- Despite the “lipid hypothesis” being disproven, it should not be replaced by the “carbohydrate hypothesis” in which fats are simply replaced by carbohydrates, which, SURPRISE, can lead to weight gain.
- As stated before, the focus on single nutrients does not explore the interactions between the nutrients in foods. “The olive oil with which I eat tomatoes makes the lycopene they contain more available to my body.” Etc.
- Nutrition science currently focuses on the results of “too much of a bad thing” in lieu of “too little of a good thing”. Again more of the Puritan bias “Bad things happen to people who eat bad things.”
Part I makes me curious has to what the author’s recommendations are regarding foods, especially regarding certain fats, such as dairy fats. When we were kids, my mom had us drink whole milk, since the high fat content allowed our bodies to absorb more calcium (important to kids with growing bones). So maybe fats are bad!?! SURPRISE!!
Review of Parts II and III are soon to come!
In other news, I finally got home around 11pm. I had to stop by Kroger on the way in to pick up a few items! Oh Kroger, how I’ve missed thee! I can’t believe that Boston doesn’t have 24 hour grocery stores! I then chatted with my dad and proceeded to set up his wireless (for obviously selfish reasons!)
Today I’m supposed to meet up with Amy (the bride) for some shopping and last minute preparations. But it’s snowing, so I don’t know how the roads will be!?!
Once again, I am sitting an airport (with free Wi-Fi!). My flight to Cincinnati has been delayed almost three hours! They did give me a $7 voucher for food. Never heard of that before. I mean I got it when I checked in and my flight was only delayed 1.5 hours.
Of course I blew the $7 out of the water. I decided to splurge at the Legal Test Kitchen. One reason I love living in Boston is Legal Seafoods.
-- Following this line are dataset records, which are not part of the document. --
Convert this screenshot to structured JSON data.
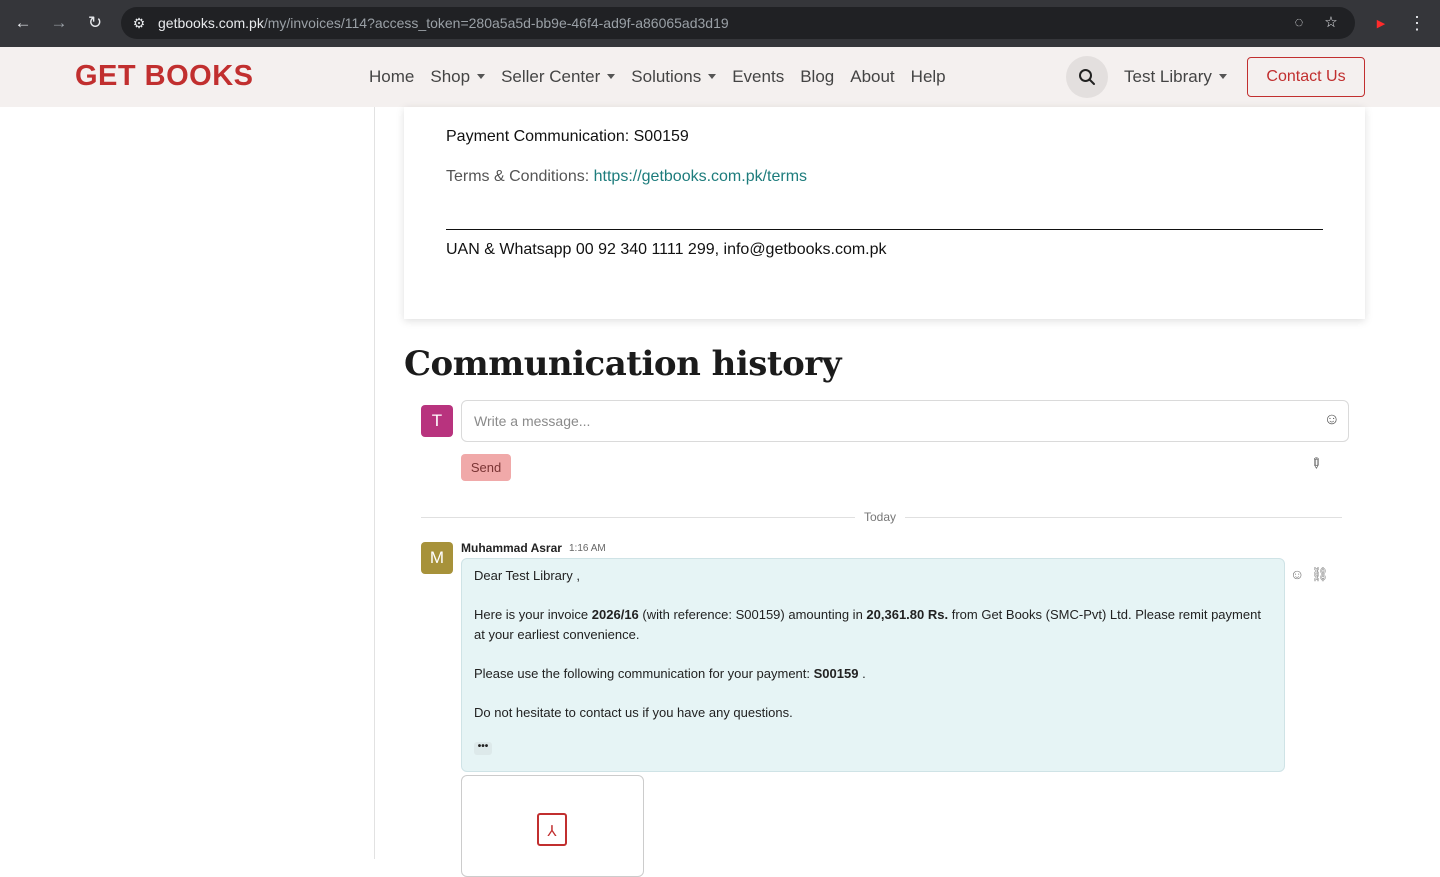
{
  "browser": {
    "url_host": "getbooks.com.pk",
    "url_path": "/my/invoices/114?access_token=280a5a5d-bb9e-46f4-ad9f-a86065ad3d19"
  },
  "header": {
    "brand": "GET BOOKS",
    "nav": [
      "Home",
      "Shop",
      "Seller Center",
      "Solutions",
      "Events",
      "Blog",
      "About",
      "Help"
    ],
    "user": "Test Library",
    "contact": "Contact Us",
    "brand_color": "#c12f2f"
  },
  "invoice": {
    "payment_comm": "Payment Communication: S00159",
    "terms_label": "Terms & Conditions:",
    "terms_link": "https://getbooks.com.pk/terms",
    "footer": "UAN & Whatsapp 00 92 340 1111 299, info@getbooks.com.pk"
  },
  "comm": {
    "title": "Communication history",
    "composer_avatar": "T",
    "placeholder": "Write a message...",
    "send": "Send",
    "separator": "Today",
    "message": {
      "avatar": "M",
      "author": "Muhammad Asrar",
      "time": "1:16 AM",
      "greeting": "Dear Test Library ,",
      "p1_a": "Here is your invoice ",
      "p1_invoice": "2026/16",
      "p1_b": " (with reference: S00159) amounting in ",
      "p1_amount": "20,361.80 Rs.",
      "p1_c": " from Get Books (SMC-Pvt) Ltd. Please remit payment at your earliest convenience.",
      "p2_a": "Please use the following communication for your payment: ",
      "p2_code": "S00159",
      "p2_b": " .",
      "p3": "Do not hesitate to contact us if you have any questions.",
      "more": "•••"
    }
  }
}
I know that I went wrong last week when trying to order scallops in Tennessee, and was just reminded by this TASTY meal:
Crab cake combo with scallops, shrimp, and a tasty side salad (the salad was almost the best part. I really should make some at home with the nuts and fruits).
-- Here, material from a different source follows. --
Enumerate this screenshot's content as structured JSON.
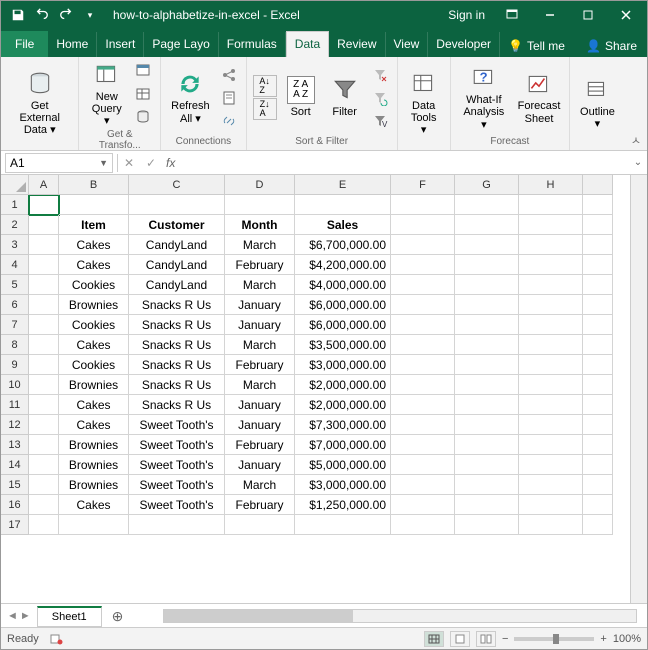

I may or may not have spent $50 (after my $7 voucher) which may or may not have included two glasses of chardonnay.
Anyway, hope to be up in the air soon. I have spent my three hours eating and using the WiFi and reviewing our dance for the wedding. I didn’t get any funny looks while dancing to Thriller and Footloose in my chair, but I might be the crazy girl on the plane.
Onto my first “book review” of 2010. Actually I read it in 2009, but here’s my summary of The New Rules of Lifting for Women:
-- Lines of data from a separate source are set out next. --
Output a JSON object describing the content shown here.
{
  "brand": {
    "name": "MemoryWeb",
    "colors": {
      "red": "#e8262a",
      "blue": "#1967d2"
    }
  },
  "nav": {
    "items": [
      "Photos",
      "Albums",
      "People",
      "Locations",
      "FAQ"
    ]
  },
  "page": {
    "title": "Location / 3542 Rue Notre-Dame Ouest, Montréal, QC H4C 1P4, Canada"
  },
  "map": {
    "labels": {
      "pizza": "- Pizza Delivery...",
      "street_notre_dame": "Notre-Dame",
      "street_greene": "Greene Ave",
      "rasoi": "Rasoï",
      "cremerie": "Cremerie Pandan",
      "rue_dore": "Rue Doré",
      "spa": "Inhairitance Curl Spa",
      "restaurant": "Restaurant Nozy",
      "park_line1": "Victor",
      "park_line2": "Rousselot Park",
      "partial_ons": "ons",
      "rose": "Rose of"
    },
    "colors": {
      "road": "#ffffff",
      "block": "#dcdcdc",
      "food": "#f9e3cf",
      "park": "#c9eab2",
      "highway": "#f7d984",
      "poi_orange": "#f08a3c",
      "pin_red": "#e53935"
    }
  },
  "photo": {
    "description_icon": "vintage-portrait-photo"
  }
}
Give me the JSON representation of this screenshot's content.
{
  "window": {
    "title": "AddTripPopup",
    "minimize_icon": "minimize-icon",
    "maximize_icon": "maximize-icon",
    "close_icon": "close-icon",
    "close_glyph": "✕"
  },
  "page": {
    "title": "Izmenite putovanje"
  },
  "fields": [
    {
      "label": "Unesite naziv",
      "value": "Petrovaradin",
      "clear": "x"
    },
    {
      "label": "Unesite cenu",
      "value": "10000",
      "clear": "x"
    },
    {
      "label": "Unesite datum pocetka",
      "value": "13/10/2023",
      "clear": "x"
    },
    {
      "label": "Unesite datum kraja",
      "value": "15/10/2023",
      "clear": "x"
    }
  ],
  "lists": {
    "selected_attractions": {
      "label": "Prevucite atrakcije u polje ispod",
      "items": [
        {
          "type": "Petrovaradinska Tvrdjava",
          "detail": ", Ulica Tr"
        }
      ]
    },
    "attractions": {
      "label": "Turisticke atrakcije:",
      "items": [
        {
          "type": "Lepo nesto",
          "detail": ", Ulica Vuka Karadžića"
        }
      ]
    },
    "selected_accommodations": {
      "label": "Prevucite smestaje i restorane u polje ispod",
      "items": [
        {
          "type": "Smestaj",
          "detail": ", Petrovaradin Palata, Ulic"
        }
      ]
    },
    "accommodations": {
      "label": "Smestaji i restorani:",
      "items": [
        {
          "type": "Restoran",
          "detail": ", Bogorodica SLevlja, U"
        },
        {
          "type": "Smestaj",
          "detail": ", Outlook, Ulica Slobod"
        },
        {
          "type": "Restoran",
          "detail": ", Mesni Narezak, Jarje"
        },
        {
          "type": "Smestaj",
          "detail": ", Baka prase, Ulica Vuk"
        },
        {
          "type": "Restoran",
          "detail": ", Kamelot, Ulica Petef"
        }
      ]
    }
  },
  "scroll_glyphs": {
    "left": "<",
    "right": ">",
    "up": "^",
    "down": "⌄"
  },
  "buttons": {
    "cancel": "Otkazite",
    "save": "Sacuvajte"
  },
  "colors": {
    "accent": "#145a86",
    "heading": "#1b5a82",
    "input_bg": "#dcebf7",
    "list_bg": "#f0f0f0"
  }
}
This is a fantastic book for a woman who has no clue what do with the free weights at the gym. In reading this, I realized how good my personal trainer is, in that almost all of the moves were something we had done in one of the sessions. Glad I’m getting my money’s worth.
So for me, the book didn’t really teach me anything I didn’t already know except:
- Eating cold food burns more metabolism than warm food this makes sense, since the food needs to warm up before you begin metabolizing it
- Lifting weights can dramatically increase your metabolism and change your body okay, I already knew this, but it was strongly reinforced by reading this book.
I hope that all of you women out there are not afraid of “the meathead” side of the gym. I venture over there all of the time now. And don’t be afraid to lift those heavy weights. Your neck will not grow bigger than your head any time soon. Don’t be afraid!
P.S. I should also mention that I did pretty well health wise today. I had my banana+pb spoon breakfast. I was going to go the gym in the morning and opted out in order to go at 1pm (leaving work early for my flight, guess that was useful) . Did one of my personal training sessions which included the 100′s. Definitely need to work on the abs. For lunch I had some more “New Orleans Chicken” but I added some Cajun seasoning, salt and pepper. Liked the flavor MUCH better!